Problem requirements: Pictures stay out; everything else in the records below is copied exactly.

Material to process:
◆ ◆ ◆ ◆ ◆

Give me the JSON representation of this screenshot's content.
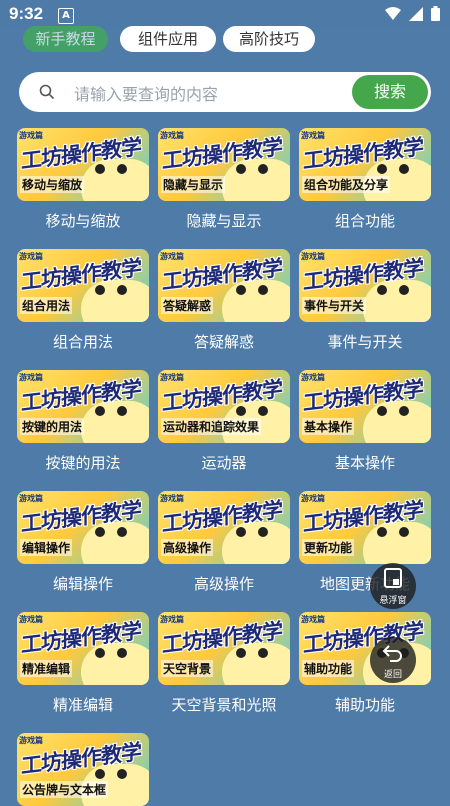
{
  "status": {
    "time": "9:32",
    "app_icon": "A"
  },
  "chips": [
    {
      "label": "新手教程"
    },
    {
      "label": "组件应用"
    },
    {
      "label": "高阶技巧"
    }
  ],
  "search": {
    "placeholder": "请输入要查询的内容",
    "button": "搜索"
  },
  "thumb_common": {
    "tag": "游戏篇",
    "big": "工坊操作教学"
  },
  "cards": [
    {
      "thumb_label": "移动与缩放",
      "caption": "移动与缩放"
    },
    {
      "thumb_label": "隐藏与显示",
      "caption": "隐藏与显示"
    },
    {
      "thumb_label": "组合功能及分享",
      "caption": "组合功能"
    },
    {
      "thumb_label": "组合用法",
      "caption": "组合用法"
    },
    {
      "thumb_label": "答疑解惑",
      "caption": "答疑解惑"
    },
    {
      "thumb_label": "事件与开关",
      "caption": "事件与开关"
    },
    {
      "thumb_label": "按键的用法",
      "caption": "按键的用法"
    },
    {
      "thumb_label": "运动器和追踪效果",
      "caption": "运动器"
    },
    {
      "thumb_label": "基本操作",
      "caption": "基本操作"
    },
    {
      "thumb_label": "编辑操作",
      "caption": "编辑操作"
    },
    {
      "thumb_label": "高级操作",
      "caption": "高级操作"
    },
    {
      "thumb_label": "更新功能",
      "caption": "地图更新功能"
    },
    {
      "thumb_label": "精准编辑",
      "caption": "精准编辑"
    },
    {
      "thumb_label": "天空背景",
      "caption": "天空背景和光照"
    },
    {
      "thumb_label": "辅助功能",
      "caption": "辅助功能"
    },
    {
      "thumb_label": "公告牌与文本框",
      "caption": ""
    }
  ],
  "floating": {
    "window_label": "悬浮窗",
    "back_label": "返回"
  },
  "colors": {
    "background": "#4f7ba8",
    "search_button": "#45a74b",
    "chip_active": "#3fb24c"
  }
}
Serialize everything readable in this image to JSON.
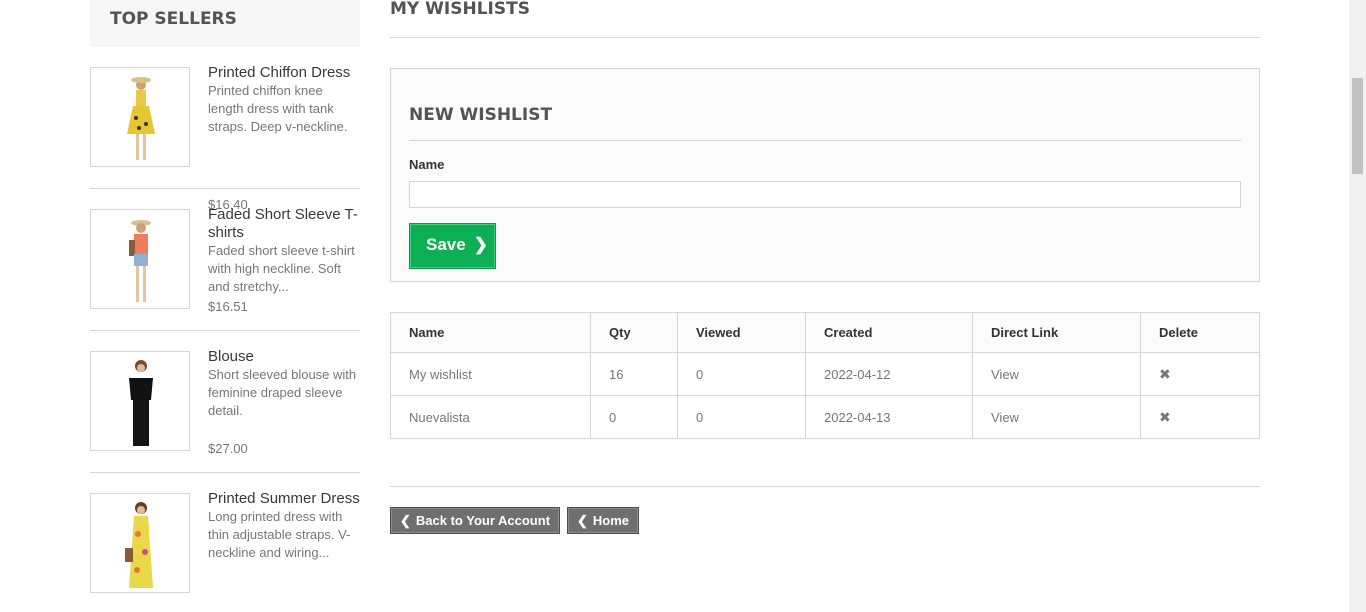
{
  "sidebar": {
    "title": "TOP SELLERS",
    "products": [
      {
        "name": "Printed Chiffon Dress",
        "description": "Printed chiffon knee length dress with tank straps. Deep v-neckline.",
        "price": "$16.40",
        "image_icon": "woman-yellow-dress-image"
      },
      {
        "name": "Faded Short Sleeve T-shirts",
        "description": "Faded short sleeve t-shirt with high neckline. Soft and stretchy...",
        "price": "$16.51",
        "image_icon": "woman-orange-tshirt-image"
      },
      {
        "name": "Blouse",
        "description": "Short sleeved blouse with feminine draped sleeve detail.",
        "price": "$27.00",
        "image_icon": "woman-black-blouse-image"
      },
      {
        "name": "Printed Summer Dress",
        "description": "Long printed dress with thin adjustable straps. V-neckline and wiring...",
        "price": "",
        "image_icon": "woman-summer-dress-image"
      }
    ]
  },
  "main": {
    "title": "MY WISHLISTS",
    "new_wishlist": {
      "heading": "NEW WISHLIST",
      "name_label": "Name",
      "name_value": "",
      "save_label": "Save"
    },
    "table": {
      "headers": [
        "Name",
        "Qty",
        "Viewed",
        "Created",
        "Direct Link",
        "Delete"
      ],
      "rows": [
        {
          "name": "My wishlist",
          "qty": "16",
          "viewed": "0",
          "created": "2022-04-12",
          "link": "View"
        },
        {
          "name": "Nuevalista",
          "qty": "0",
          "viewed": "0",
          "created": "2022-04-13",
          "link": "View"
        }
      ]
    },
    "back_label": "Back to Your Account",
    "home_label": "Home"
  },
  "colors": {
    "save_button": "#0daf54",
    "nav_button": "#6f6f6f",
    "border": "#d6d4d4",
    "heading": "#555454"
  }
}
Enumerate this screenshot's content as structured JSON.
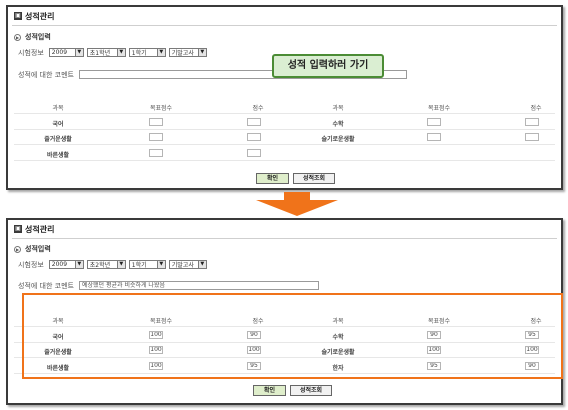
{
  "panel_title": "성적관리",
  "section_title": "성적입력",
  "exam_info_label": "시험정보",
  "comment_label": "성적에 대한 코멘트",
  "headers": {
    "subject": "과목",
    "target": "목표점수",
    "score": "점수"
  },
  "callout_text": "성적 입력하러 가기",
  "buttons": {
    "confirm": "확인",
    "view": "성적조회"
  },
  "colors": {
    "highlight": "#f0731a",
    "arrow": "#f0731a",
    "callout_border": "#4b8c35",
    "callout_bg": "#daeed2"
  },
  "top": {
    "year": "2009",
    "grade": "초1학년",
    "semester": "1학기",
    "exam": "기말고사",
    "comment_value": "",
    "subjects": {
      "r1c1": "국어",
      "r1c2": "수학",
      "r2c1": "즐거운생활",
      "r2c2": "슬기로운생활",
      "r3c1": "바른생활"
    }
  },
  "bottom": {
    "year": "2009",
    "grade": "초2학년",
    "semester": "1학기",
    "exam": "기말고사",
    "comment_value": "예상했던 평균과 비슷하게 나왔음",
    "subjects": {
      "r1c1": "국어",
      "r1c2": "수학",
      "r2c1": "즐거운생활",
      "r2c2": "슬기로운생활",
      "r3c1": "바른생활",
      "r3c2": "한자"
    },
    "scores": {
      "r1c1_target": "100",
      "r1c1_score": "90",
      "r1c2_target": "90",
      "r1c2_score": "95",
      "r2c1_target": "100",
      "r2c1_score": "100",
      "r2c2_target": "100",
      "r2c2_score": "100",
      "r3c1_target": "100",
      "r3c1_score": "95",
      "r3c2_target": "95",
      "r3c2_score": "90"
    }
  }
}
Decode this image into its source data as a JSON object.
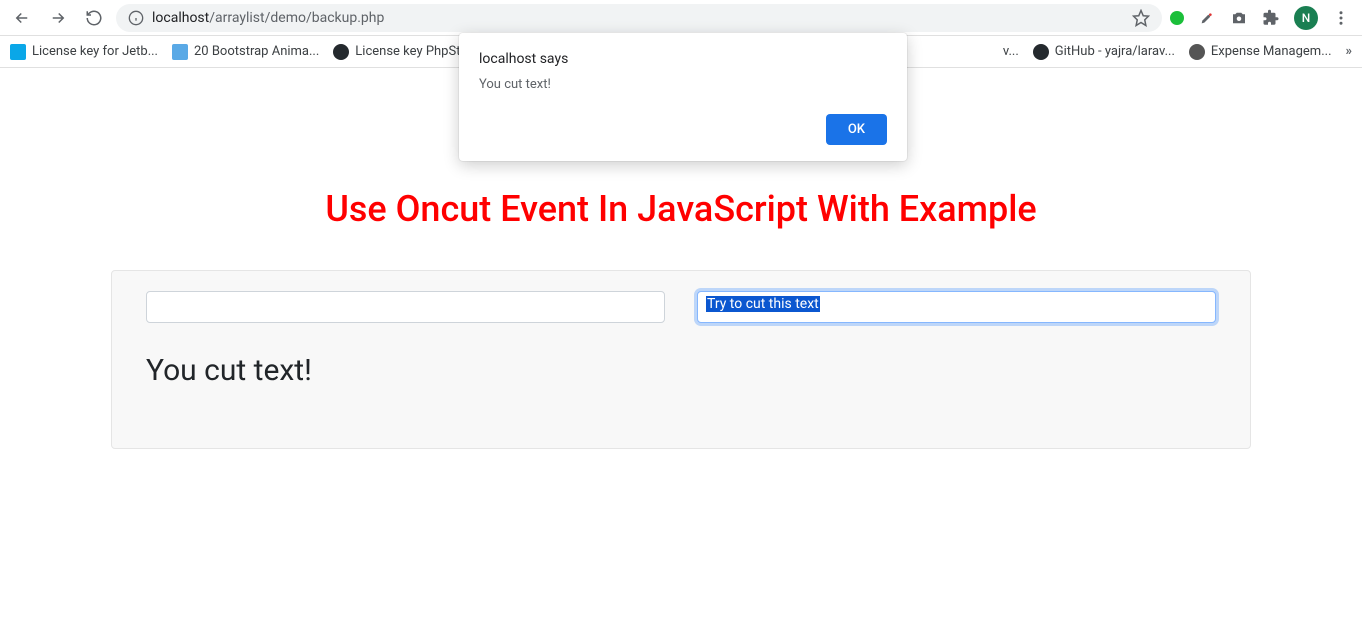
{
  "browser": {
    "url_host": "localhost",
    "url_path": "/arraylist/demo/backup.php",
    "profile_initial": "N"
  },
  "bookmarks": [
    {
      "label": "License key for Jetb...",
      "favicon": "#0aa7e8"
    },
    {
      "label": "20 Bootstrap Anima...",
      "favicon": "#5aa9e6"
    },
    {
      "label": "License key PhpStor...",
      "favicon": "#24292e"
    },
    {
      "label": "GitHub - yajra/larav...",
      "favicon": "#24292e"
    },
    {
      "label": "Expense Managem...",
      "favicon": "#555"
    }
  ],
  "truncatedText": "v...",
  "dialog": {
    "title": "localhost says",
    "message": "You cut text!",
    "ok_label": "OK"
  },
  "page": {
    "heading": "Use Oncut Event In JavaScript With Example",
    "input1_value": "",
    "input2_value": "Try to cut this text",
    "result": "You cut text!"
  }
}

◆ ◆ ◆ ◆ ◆

Exercise answer:
Give me the JSON representation of this screenshot's content.
{
  "status": {
    "time": "9:32",
    "app_icon": "A"
  },
  "chips": [
    {
      "label": "新手教程"
    },
    {
      "label": "组件应用"
    },
    {
      "label": "高阶技巧"
    }
  ],
  "search": {
    "placeholder": "请输入要查询的内容",
    "button": "搜索"
  },
  "thumb_common": {
    "tag": "游戏篇",
    "big": "工坊操作教学"
  },
  "cards": [
    {
      "thumb_label": "移动与缩放",
      "caption": "移动与缩放"
    },
    {
      "thumb_label": "隐藏与显示",
      "caption": "隐藏与显示"
    },
    {
      "thumb_label": "组合功能及分享",
      "caption": "组合功能"
    },
    {
      "thumb_label": "组合用法",
      "caption": "组合用法"
    },
    {
      "thumb_label": "答疑解惑",
      "caption": "答疑解惑"
    },
    {
      "thumb_label": "事件与开关",
      "caption": "事件与开关"
    },
    {
      "thumb_label": "按键的用法",
      "caption": "按键的用法"
    },
    {
      "thumb_label": "运动器和追踪效果",
      "caption": "运动器"
    },
    {
      "thumb_label": "基本操作",
      "caption": "基本操作"
    },
    {
      "thumb_label": "编辑操作",
      "caption": "编辑操作"
    },
    {
      "thumb_label": "高级操作",
      "caption": "高级操作"
    },
    {
      "thumb_label": "更新功能",
      "caption": "地图更新功能"
    },
    {
      "thumb_label": "精准编辑",
      "caption": "精准编辑"
    },
    {
      "thumb_label": "天空背景",
      "caption": "天空背景和光照"
    },
    {
      "thumb_label": "辅助功能",
      "caption": "辅助功能"
    },
    {
      "thumb_label": "公告牌与文本框",
      "caption": ""
    }
  ],
  "floating": {
    "window_label": "悬浮窗",
    "back_label": "返回"
  },
  "colors": {
    "background": "#4f7ba8",
    "search_button": "#45a74b",
    "chip_active": "#3fb24c"
  }
}
Serialize everything readable in this image to JSON.
{
  "sidebar": {
    "title": "TOP SELLERS",
    "products": [
      {
        "name": "Printed Chiffon Dress",
        "description": "Printed chiffon knee length dress with tank straps. Deep v-neckline.",
        "price": "$16.40",
        "image_icon": "woman-yellow-dress-image"
      },
      {
        "name": "Faded Short Sleeve T-shirts",
        "description": "Faded short sleeve t-shirt with high neckline. Soft and stretchy...",
        "price": "$16.51",
        "image_icon": "woman-orange-tshirt-image"
      },
      {
        "name": "Blouse",
        "description": "Short sleeved blouse with feminine draped sleeve detail.",
        "price": "$27.00",
        "image_icon": "woman-black-blouse-image"
      },
      {
        "name": "Printed Summer Dress",
        "description": "Long printed dress with thin adjustable straps. V-neckline and wiring...",
        "price": "",
        "image_icon": "woman-summer-dress-image"
      }
    ]
  },
  "main": {
    "title": "MY WISHLISTS",
    "new_wishlist": {
      "heading": "NEW WISHLIST",
      "name_label": "Name",
      "name_value": "",
      "save_label": "Save"
    },
    "table": {
      "headers": [
        "Name",
        "Qty",
        "Viewed",
        "Created",
        "Direct Link",
        "Delete"
      ],
      "rows": [
        {
          "name": "My wishlist",
          "qty": "16",
          "viewed": "0",
          "created": "2022-04-12",
          "link": "View"
        },
        {
          "name": "Nuevalista",
          "qty": "0",
          "viewed": "0",
          "created": "2022-04-13",
          "link": "View"
        }
      ]
    },
    "back_label": "Back to Your Account",
    "home_label": "Home"
  },
  "colors": {
    "save_button": "#0daf54",
    "nav_button": "#6f6f6f",
    "border": "#d6d4d4",
    "heading": "#555454"
  }
}
Enumerate this screenshot's content as structured JSON.
{
  "panel_title": "성적관리",
  "section_title": "성적입력",
  "exam_info_label": "시험정보",
  "comment_label": "성적에 대한 코멘트",
  "headers": {
    "subject": "과목",
    "target": "목표점수",
    "score": "점수"
  },
  "callout_text": "성적 입력하러 가기",
  "buttons": {
    "confirm": "확인",
    "view": "성적조회"
  },
  "colors": {
    "highlight": "#f0731a",
    "arrow": "#f0731a",
    "callout_border": "#4b8c35",
    "callout_bg": "#daeed2"
  },
  "top": {
    "year": "2009",
    "grade": "초1학년",
    "semester": "1학기",
    "exam": "기말고사",
    "comment_value": "",
    "subjects": {
      "r1c1": "국어",
      "r1c2": "수학",
      "r2c1": "즐거운생활",
      "r2c2": "슬기로운생활",
      "r3c1": "바른생활"
    }
  },
  "bottom": {
    "year": "2009",
    "grade": "초2학년",
    "semester": "1학기",
    "exam": "기말고사",
    "comment_value": "예상했던 평균과 비슷하게 나왔음",
    "subjects": {
      "r1c1": "국어",
      "r1c2": "수학",
      "r2c1": "즐거운생활",
      "r2c2": "슬기로운생활",
      "r3c1": "바른생활",
      "r3c2": "한자"
    },
    "scores": {
      "r1c1_target": "100",
      "r1c1_score": "90",
      "r1c2_target": "90",
      "r1c2_score": "95",
      "r2c1_target": "100",
      "r2c1_score": "100",
      "r2c2_target": "100",
      "r2c2_score": "100",
      "r3c1_target": "100",
      "r3c1_score": "95",
      "r3c2_target": "95",
      "r3c2_score": "90"
    }
  }
}
Decode this image into its source data as a JSON object.
{
  "browser": {
    "url_host": "localhost",
    "url_path": "/arraylist/demo/backup.php",
    "profile_initial": "N"
  },
  "bookmarks": [
    {
      "label": "License key for Jetb...",
      "favicon": "#0aa7e8"
    },
    {
      "label": "20 Bootstrap Anima...",
      "favicon": "#5aa9e6"
    },
    {
      "label": "License key PhpStor...",
      "favicon": "#24292e"
    },
    {
      "label": "GitHub - yajra/larav...",
      "favicon": "#24292e"
    },
    {
      "label": "Expense Managem...",
      "favicon": "#555"
    }
  ],
  "truncatedText": "v...",
  "dialog": {
    "title": "localhost says",
    "message": "You cut text!",
    "ok_label": "OK"
  },
  "page": {
    "heading": "Use Oncut Event In JavaScript With Example",
    "input1_value": "",
    "input2_value": "Try to cut this text",
    "result": "You cut text!"
  }
}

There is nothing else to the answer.